Material to process:
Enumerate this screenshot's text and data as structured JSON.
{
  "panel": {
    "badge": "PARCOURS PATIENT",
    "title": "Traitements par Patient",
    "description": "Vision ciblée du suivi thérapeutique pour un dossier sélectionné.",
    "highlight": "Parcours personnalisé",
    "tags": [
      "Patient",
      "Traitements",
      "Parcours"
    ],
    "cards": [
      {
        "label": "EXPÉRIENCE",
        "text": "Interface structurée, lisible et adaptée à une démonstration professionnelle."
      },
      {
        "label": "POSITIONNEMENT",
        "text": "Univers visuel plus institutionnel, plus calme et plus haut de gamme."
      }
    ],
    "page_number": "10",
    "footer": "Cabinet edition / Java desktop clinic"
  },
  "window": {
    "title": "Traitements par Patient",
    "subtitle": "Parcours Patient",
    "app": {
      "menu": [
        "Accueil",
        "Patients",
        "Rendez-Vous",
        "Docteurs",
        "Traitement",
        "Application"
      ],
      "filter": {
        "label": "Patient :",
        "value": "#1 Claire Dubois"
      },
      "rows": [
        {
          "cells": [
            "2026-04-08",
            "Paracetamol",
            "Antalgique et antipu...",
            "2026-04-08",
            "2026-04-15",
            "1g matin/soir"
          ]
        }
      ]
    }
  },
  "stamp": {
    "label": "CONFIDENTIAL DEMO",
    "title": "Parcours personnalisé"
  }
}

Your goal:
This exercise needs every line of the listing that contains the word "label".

Solution:
        "label": "EXPÉRIENCE",
        "label": "POSITIONNEMENT",
        "label": "Patient :",
    "label": "CONFIDENTIAL DEMO",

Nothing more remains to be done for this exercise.